And so talk of extending Bill 101 to cover post-high school education is a sad and misguided attempt to somehow staunch what appears to be the inevitable and inexorable decline of traditional French society.
But for all the discussions over what's to be done and who's to be blamed for this decline, the rather simple and rather painful truth is hard to face.
The decline has nothing to do with anglophones or access to English cegep and it has nothing to do with francophones 'switching' sides.
It has everything to do with immigration and nothing else.

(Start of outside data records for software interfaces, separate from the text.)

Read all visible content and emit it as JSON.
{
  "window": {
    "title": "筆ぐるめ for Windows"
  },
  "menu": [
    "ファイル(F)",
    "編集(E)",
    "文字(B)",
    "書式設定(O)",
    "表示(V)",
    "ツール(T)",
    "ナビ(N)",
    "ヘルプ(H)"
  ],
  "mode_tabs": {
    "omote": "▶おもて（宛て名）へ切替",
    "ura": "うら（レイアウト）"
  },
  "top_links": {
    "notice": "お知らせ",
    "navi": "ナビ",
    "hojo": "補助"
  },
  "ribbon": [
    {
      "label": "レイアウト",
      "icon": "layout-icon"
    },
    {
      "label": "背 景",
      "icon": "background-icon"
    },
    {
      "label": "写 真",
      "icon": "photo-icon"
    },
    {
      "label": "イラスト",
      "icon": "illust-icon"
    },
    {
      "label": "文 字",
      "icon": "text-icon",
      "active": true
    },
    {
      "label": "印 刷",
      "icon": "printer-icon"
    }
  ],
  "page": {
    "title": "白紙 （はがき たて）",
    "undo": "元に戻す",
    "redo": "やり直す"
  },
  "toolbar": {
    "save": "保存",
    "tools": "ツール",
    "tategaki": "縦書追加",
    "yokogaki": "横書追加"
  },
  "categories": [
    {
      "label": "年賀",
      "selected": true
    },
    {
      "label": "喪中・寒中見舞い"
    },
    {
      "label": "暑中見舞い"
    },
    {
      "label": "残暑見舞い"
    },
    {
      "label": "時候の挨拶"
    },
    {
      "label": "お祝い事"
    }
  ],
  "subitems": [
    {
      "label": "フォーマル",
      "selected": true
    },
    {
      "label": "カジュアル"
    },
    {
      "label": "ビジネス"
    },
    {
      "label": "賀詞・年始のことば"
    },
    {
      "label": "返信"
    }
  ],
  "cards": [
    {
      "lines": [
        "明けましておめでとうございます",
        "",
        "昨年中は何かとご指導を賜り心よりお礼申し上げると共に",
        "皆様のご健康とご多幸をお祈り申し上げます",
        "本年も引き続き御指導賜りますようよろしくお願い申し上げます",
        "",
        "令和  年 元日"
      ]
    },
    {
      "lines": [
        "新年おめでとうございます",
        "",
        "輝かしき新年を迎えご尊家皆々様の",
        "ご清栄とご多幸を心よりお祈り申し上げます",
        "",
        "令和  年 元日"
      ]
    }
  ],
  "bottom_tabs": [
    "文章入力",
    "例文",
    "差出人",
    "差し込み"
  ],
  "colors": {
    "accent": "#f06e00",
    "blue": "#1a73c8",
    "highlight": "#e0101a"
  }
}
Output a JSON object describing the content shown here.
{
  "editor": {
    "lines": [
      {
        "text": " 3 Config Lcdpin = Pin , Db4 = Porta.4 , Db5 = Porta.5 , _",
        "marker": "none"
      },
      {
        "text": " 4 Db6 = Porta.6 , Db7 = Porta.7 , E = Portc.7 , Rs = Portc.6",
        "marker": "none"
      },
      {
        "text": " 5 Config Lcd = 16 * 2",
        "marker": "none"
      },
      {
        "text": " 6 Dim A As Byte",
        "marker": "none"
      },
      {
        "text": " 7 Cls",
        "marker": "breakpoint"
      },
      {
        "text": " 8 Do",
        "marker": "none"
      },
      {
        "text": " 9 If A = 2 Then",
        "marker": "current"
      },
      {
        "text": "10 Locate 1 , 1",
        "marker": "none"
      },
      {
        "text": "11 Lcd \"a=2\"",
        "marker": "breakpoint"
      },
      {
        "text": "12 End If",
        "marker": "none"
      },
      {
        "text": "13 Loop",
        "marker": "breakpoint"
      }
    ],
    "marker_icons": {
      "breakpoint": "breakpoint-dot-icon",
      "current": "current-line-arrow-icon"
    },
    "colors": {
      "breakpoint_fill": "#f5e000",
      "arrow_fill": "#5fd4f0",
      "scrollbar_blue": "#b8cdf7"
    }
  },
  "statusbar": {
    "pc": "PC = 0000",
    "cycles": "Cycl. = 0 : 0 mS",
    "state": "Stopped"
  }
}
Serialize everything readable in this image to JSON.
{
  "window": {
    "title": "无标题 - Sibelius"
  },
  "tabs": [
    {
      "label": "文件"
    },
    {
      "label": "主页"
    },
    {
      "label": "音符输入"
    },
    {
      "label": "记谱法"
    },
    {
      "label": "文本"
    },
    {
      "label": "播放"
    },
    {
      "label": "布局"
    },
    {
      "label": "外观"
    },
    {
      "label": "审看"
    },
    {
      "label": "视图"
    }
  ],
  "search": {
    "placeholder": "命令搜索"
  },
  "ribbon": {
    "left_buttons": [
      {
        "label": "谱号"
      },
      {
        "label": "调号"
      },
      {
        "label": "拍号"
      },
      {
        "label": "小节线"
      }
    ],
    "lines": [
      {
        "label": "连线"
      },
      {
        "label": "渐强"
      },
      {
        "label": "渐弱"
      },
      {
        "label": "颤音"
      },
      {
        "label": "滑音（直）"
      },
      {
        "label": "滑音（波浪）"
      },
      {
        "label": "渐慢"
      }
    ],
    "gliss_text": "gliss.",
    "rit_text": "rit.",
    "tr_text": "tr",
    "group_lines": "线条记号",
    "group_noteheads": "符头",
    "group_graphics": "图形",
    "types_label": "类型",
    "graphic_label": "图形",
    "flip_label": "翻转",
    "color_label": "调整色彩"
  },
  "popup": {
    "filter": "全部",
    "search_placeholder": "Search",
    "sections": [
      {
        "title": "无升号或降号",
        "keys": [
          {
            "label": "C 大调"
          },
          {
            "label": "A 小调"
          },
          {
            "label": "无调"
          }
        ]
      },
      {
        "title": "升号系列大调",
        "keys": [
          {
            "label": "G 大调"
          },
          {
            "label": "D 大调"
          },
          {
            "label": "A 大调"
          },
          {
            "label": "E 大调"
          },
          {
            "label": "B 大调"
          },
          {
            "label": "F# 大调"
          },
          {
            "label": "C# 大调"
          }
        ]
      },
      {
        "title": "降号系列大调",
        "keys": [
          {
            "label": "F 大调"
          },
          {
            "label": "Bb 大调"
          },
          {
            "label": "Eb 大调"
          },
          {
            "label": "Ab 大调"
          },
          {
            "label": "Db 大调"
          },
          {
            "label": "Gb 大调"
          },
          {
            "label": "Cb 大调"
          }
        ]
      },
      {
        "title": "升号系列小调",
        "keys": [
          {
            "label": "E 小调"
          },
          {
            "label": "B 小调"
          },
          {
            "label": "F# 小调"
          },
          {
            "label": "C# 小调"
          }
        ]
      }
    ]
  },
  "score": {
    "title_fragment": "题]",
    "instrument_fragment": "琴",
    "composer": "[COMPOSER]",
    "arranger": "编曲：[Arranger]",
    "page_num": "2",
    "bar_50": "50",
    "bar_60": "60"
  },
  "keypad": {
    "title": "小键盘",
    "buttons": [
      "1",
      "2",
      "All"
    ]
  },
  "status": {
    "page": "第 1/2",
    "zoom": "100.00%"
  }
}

Canada (including Quebec) has the highest immigration level of any country in the western world.The rate of immigration to Canada is twice that of the United States and six times larger than France's. Strangely there is no policy or rationale that can explain this.
Of the remaining 40,000, half assimilate to the anglophone community and half to the francophone community. This is the key to the small, but inexorable diminution of the French proportion of Quebec's population. To maintain linguistic balance around 32,000 of the 40,000 would have to assimilate in French.
Over a decade it means that over 110,000 people have shifted disproportionately to the English side and this and this alone accounts for the decline in the Francophone element from 81% to 79% over the last two decades.
The same is true of immigration in Canada where the difference is much more startling.
Each year 250,000 newcomers are welcomed to Canada, (this number keeps growing) 50,000 in Quebec and 200,000 in the other provinces. But Quebec bleeds 10,000 of these immigrants to other provinces, changing the numbers to 210,000 immigrants to other provinces against just 40,000 in Quebec.
Of course, all the immigrants that settle in the rest of Canada assimilate to the English community while only half of those immigrating to Quebec assimilate to the French community.
The final numbers end up looking like this;
Of the 250,000 immigrants who come to Canada (including Quebec) 230,000 become anglophones and only 20,000 become francophones.
Wow! It's rather shocking.
That's right, only about 9% of immigrants coming to Canada are assimilated into the French side of the language equation. This wouldn't be a huge problem if the number of immigrants was modest, but Canada enjoys the highest immigration rate among leading western democracies.
Canada increases it's population by a million people every four years by way of immigrants, yet only 95,000 become members of the French community.
In Quebec the changes are not so dramatic, but while the demographic shift is small, it is ongoing and cumulative, as long as immigrants are welcomed in such large numbers and assimilation patterns remain as they are.
As for Canada, the French/English demographic change caused by immigration is monumental.
The francophone element in Canada is dropping by a rate of over 1% per decade!
Within 20 to 25 years, the Francophone element to Canada will fall below the 20% threshold, while at Confederation in 1867, it was 33%.
In 1971, one in four Canadians (25.7 per cent) spoke French at home. By 2001, thirty years later, the proportion had gone down to 22 per cent.
All this has to do with immigration.
It has NOTHING to do with Anglophones in Quebec.
If Quebec wants to reverse this trend, it has to find a way to convince immigrating families to adopt French, right away.
Assimilation takes place within the first few years of arrival, not ten to fifteen years later in cegep.
If the government believes that changing access to English cegeps will change this in any way, they are sadly mistaken.
For French Canada to maintain demographic weight or at least to slow down the bleed, it will have to convince the Federal government to slash immigration and to find a way to francize immigrants much earlier.
Both tasks are rather daunting......